Start of RECORDS SHOWN

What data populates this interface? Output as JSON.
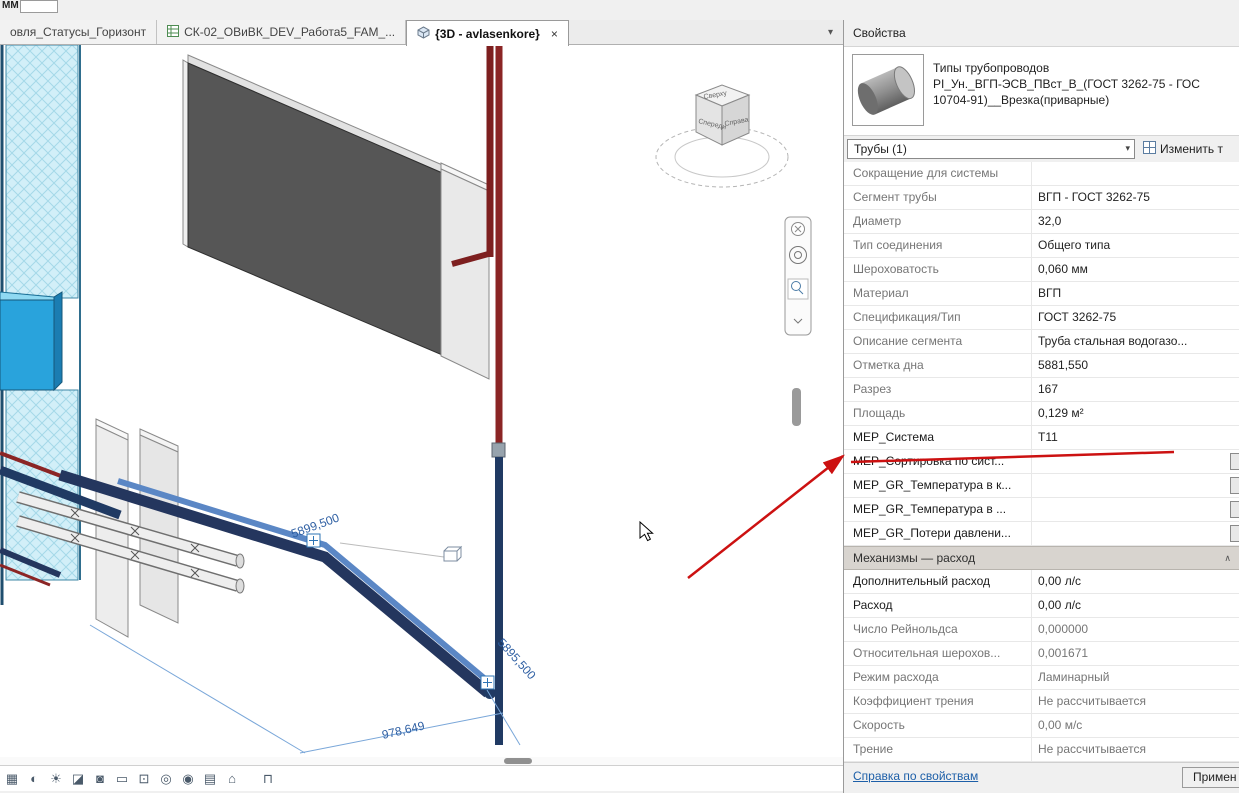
{
  "window": {
    "fragment_top_left": "ММ"
  },
  "tabbar": {
    "tabs": [
      {
        "label": "овля_Статусы_Горизонт"
      },
      {
        "label": "СК-02_ОВиВК_DEV_Работа5_FAM_..."
      },
      {
        "label": "{3D - avlasenkore}"
      }
    ],
    "dropdown_arrow": "▾",
    "close_glyph": "×"
  },
  "viewport": {
    "viewcube": {
      "top": "Сверху",
      "front": "Спереди",
      "right": "Справа"
    },
    "dimensions": {
      "dim1": "5899,500",
      "dim2": "5895,500",
      "dim3": "978,649"
    }
  },
  "view_control_bar": {
    "icons": [
      {
        "name": "detail-level",
        "glyph": "▦"
      },
      {
        "name": "visual-style",
        "glyph": "◐"
      },
      {
        "name": "sun-path",
        "glyph": "☀"
      },
      {
        "name": "shadows",
        "glyph": "◪"
      },
      {
        "name": "rendering",
        "glyph": "◙"
      },
      {
        "name": "crop-view",
        "glyph": "▭"
      },
      {
        "name": "show-crop",
        "glyph": "⊡"
      },
      {
        "name": "hide-isolate",
        "glyph": "◎"
      },
      {
        "name": "reveal-hidden",
        "glyph": "◉"
      },
      {
        "name": "view-properties",
        "glyph": "▤"
      },
      {
        "name": "displace-elements",
        "glyph": "⌂"
      },
      {
        "name": "constraints",
        "glyph": "⊓"
      }
    ]
  },
  "properties_panel": {
    "title": "Свойства",
    "type_selector": {
      "line1": "Типы трубопроводов",
      "line2": "PI_Ун._ВГП-ЭСВ_ПВст_В_(ГОСТ 3262-75 - ГОС",
      "line3": "10704-91)__Врезка(приварные)"
    },
    "filter_combo": {
      "value": "Трубы (1)"
    },
    "edit_type_button": {
      "label": "Изменить т"
    },
    "groups": [
      {
        "rows": [
          {
            "label": "Сокращение для системы",
            "value": ""
          },
          {
            "label": "Сегмент трубы",
            "value": "ВГП - ГОСТ 3262-75"
          },
          {
            "label": "Диаметр",
            "value": "32,0"
          },
          {
            "label": "Тип соединения",
            "value": "Общего типа"
          },
          {
            "label": "Шероховатость",
            "value": "0,060 мм"
          },
          {
            "label": "Материал",
            "value": "ВГП"
          },
          {
            "label": "Спецификация/Тип",
            "value": "ГОСТ 3262-75"
          },
          {
            "label": "Описание сегмента",
            "value": "Труба стальная водогазо..."
          },
          {
            "label": "Отметка дна",
            "value": "5881,550"
          },
          {
            "label": "Разрез",
            "value": "167"
          },
          {
            "label": "Площадь",
            "value": "0,129 м²"
          },
          {
            "label": "MEP_Система",
            "value": "Т11"
          },
          {
            "label": "MEP_Сортировка по сист...",
            "value": ""
          },
          {
            "label": "MEP_GR_Температура в к...",
            "value": ""
          },
          {
            "label": "MEP_GR_Температура в ...",
            "value": ""
          },
          {
            "label": "MEP_GR_Потери давлени...",
            "value": ""
          }
        ]
      },
      {
        "header": "Механизмы — расход",
        "collapse_glyph": "∧",
        "rows": [
          {
            "label": "Дополнительный расход",
            "value": "0,00 л/с"
          },
          {
            "label": "Расход",
            "value": "0,00 л/с"
          },
          {
            "label": "Число Рейнольдса",
            "value": "0,000000"
          },
          {
            "label": "Относительная шерохов...",
            "value": "0,001671"
          },
          {
            "label": "Режим расхода",
            "value": "Ламинарный"
          },
          {
            "label": "Коэффициент трения",
            "value": "Не рассчитывается"
          },
          {
            "label": "Скорость",
            "value": "0,00 м/с"
          },
          {
            "label": "Трение",
            "value": "Не рассчитывается"
          }
        ]
      }
    ],
    "footer": {
      "help_link": "Справка по свойствам",
      "apply_button": "Примен"
    }
  },
  "colors": {
    "annotation_red": "#cc1111",
    "accent_blue": "#2e75b6",
    "pipe_navy": "#24365e",
    "pipe_red": "#8b2525"
  }
}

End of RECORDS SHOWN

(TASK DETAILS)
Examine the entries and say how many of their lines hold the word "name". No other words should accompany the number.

(ANSWER SECTION)
12